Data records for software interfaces
——————

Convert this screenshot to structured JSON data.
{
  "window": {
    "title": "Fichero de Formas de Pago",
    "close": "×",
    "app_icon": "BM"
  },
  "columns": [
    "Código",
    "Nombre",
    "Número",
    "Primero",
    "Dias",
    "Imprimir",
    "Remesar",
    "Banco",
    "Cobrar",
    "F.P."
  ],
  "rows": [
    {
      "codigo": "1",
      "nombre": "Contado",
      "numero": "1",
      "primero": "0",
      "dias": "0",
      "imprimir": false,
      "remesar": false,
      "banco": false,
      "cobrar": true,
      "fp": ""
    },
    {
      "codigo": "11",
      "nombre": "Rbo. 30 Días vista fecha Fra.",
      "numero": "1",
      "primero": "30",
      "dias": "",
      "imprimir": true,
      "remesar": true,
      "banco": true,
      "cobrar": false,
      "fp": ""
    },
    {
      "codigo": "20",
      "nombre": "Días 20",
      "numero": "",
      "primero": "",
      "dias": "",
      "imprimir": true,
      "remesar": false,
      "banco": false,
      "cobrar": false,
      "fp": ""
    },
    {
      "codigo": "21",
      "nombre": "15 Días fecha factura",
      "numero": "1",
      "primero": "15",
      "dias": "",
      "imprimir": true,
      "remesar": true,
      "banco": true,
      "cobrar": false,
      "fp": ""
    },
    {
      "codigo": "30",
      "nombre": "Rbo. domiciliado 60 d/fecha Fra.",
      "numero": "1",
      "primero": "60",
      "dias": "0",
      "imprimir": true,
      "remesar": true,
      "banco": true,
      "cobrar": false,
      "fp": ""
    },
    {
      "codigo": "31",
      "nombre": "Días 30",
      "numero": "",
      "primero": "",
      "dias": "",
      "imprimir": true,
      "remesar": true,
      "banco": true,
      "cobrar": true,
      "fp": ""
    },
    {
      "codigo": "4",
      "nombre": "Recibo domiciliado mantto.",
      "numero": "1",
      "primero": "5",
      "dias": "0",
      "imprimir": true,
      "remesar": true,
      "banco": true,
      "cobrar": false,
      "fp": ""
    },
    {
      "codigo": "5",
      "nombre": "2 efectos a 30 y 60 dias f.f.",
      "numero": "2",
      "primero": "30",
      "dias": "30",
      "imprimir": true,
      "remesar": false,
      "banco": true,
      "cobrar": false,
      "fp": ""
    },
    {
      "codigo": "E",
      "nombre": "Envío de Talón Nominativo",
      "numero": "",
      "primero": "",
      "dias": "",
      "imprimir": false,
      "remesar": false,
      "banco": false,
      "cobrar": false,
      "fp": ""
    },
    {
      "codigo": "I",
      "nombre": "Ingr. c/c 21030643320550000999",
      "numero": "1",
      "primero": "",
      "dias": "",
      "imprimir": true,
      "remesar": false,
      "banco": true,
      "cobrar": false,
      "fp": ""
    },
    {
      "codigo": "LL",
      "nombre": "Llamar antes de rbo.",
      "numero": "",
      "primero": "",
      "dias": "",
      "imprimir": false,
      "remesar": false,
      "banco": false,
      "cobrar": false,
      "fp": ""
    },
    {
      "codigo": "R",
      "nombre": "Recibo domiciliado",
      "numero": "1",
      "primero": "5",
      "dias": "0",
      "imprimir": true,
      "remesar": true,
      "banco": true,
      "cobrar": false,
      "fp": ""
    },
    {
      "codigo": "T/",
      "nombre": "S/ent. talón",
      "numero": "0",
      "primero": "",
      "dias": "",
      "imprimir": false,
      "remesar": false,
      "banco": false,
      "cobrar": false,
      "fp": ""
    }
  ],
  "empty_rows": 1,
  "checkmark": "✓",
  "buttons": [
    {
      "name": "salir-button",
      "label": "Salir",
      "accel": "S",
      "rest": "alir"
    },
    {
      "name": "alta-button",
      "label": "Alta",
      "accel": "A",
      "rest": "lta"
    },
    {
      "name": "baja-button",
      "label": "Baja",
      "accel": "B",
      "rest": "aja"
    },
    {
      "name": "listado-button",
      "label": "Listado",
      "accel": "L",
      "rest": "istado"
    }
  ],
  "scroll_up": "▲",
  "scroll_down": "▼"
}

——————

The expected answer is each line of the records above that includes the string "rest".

- **RESULT**
      "rest": "alir"
      "rest": "lta"
      "rest": "aja"
      "rest": "istado"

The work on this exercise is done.